Jill Rock explores the role horses played as cavalry on the front line at the start of the War, to being integral to the transportation of food and supplies during the war, and to their more recent role in ceremonial parades at state occasions. Dogs who were trained to deliver first- aid to soldiers stuck in the mud of no-man’s land to stabilize their wounds before medics could reach them is the focus of Monica Wheeler’s work. Whilst Nicky Scott-Francis looks at carrier pigeons, who were believed to be a faster and safer method of communication than the telephone in flying their way across tricky terrain to deliver messages to the front line. Elizabeta Chojak-Mysko concentrates on the unsung hero, the camel, who could carry a soldier and six weeks’ worth of supplies for days in the desert without water, and stay much calmer than horses under fire. Louse Kosinska draws our attention to how animals have been used to stereotype national characteristics in wars to instill fear and hatred. Lastly, Jolanta Jagiello tells the story of Winnie, the bear, who starts the war as a mascot of Canadian Army Veterinary Corps, who during the war lands up as star attraction at London Zoo, and after the war as inspiration for ‘Winnie the Pooh’. 

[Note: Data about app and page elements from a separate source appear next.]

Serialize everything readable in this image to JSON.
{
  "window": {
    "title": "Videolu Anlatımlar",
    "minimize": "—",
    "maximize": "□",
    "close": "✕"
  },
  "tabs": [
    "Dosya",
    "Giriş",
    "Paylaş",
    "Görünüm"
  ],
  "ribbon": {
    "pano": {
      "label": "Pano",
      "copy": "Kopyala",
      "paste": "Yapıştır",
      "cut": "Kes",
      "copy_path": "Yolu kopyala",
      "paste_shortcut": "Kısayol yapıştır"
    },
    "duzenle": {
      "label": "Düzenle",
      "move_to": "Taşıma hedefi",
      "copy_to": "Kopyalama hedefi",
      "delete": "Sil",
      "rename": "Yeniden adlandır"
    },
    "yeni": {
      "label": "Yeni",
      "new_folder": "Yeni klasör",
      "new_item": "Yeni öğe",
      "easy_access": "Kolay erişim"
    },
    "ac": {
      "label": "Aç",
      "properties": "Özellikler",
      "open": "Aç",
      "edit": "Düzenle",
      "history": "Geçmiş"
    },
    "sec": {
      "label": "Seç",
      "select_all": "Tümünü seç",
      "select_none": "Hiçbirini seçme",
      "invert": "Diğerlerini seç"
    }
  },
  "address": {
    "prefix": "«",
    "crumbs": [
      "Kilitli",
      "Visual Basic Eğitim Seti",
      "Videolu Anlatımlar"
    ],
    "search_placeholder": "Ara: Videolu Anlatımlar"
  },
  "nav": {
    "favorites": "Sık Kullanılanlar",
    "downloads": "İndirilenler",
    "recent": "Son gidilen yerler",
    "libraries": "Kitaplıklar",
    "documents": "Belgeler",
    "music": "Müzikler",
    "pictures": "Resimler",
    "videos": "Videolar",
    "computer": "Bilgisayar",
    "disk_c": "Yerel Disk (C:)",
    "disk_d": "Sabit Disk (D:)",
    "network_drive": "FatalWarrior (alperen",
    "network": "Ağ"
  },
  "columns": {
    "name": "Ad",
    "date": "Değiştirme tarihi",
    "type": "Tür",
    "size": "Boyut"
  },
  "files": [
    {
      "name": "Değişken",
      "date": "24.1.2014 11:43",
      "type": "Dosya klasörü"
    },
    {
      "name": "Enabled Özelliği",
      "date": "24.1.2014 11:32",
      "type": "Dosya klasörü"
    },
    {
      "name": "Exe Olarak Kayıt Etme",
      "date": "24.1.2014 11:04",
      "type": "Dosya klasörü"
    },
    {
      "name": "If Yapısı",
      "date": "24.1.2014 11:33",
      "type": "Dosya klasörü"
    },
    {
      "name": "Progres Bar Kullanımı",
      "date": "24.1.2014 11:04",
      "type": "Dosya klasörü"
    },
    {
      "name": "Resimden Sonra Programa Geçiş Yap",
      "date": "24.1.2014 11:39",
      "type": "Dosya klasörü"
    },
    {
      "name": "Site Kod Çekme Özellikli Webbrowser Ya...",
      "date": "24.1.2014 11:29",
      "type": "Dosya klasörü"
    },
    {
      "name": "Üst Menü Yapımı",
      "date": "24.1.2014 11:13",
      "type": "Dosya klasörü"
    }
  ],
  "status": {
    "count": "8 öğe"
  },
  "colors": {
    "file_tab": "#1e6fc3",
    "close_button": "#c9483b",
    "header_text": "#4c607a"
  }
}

Jane Clouson Book Reading by Paul Thomas Murphy

Paul Thomas Murphy's new book about the extraordinary murder of 
Jane Clouson  conclusively identifies the killer’s true identity.

The FOBLC is proud to be hosting a reading of a new book about Jane Clouson, 'Pretty Jane and the Viper of Kidbrooke Lane' on Saturday 16th July from 2.30pm – 4pm at the Chapel in Ladywell Cemetery.

Author Paul Thomas Murphy, who also wrote the excellent Shooting Victoria,  has extensively researched the death of Jane Clouson and has conclusively identified the killer's true identity.  Her murder led to widespread unrest, exacerbated by the fact that the main suspect was acquitted.  When she was buried in the Deptford (now Brockley) Cemetery, thousands followed her cortege; public subscription paid for the striking monument.

Paul Murphy has published his findings in this new book, and will be reading extracts. Attendees will also be able to visit the grave.  Copies of the book will be available at the special price of £15 (cash only)  Plus local composer and musician Hugh Shrapnel will play a specially composed piece in memory of Jane Clouson